Speaking of equipment, what kind of gear do you use?
I have just lots of weird old synthesisers and guitars and pedals. I don’t have that much stuff, I’ve been selling stuff. I’ve never had expensive gear, I’ve always had lots of cheap little things, now I’m trying to sell the cheap things to get some nice bits of gear. I just sold a guitar and with that money I’ve just bought a Wurlitzer. It’s an old beautiful electric piano and I’ve always wanted one. It’s like Ray Charles’ keyboard. Hopefully there will be a bunch of that on the next album. Nothing that fancy, and just Ableton on the computer.
You don’t have the live band with you on this album tour?
This tour it’s just me, but I’m trying to do it a little bit less karaoke than what I’ve been doing. I’m going to try play more things live myself and trigger sounds more myself. Less of just having the backing track playing and me singing along.
You recently supported Angel Olsen on her Fremantle Arts Centre shows, what was that like?
It was very nice of her to have me, it was strange, because I didn’t know she was playing solo, and it was all sit down and quiet and then I came in and made a big bunch of noise. I hadn’t played in a while so it was a bit unrehearsed as well. It was good practice for the tour.
I’m really enjoying the track After All (From The Sun) from your new album, what’s the story behind it?

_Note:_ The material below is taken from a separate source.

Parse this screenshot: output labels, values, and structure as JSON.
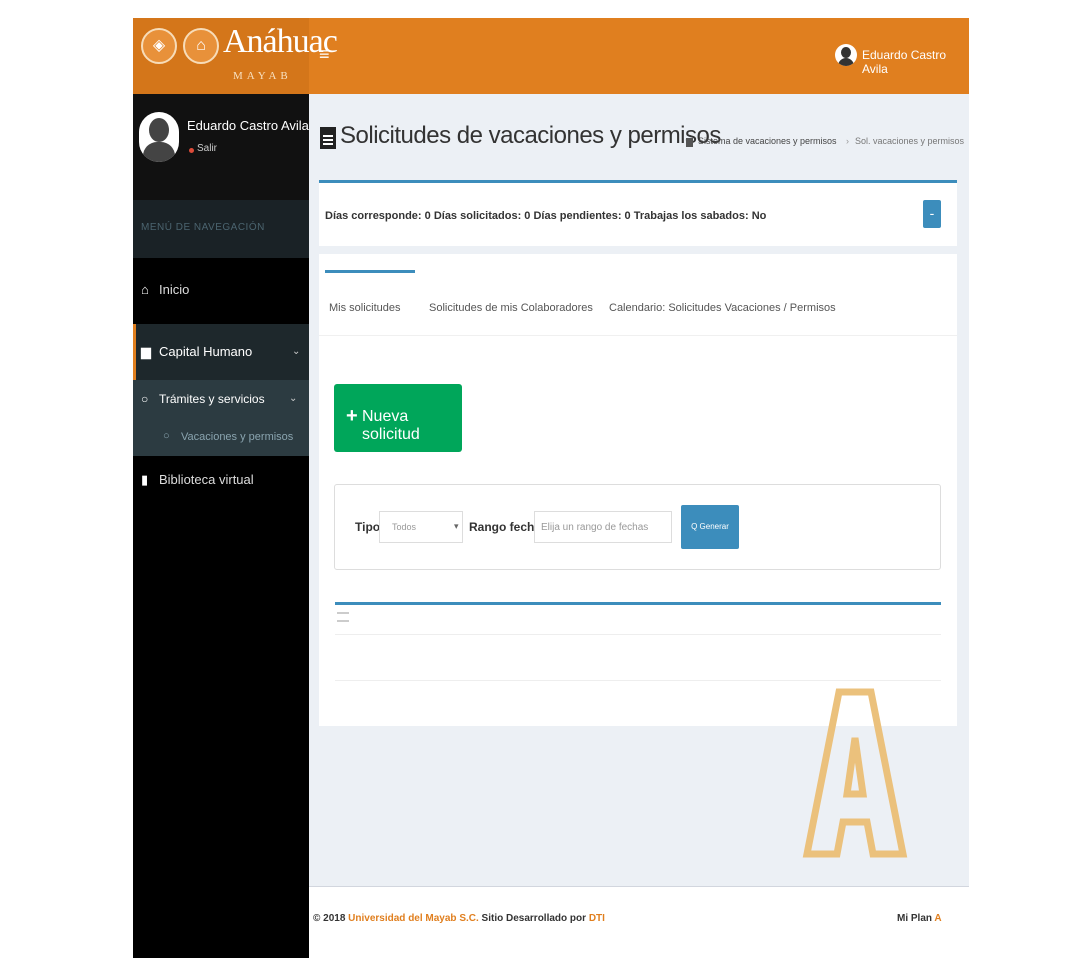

I worked on it for the second Tame Impala album, actually. Kevin (Parker) and I worked on it a bit but it didn’t quite make it, and then Pond worked on it a bit. It was going to be on Lonerism, but it didn’t make the cut, and then it was going to be on The Weather, but it didn’t make the cut, so I finally put it out on my solo album. That riff I’ve had since I was 22 or 23 or something like that. I think the chorus has been really good this whole time and its never worked. When we tried it for POND, my song writing and Nick’s (Allbrook) song writing just didn’t quite fit or something, sometimes it works and sometimes it doesn’t. I kind of wish I’d milked the riff a bit more actually, because it doesn’t come in for that long. I really like it anyway.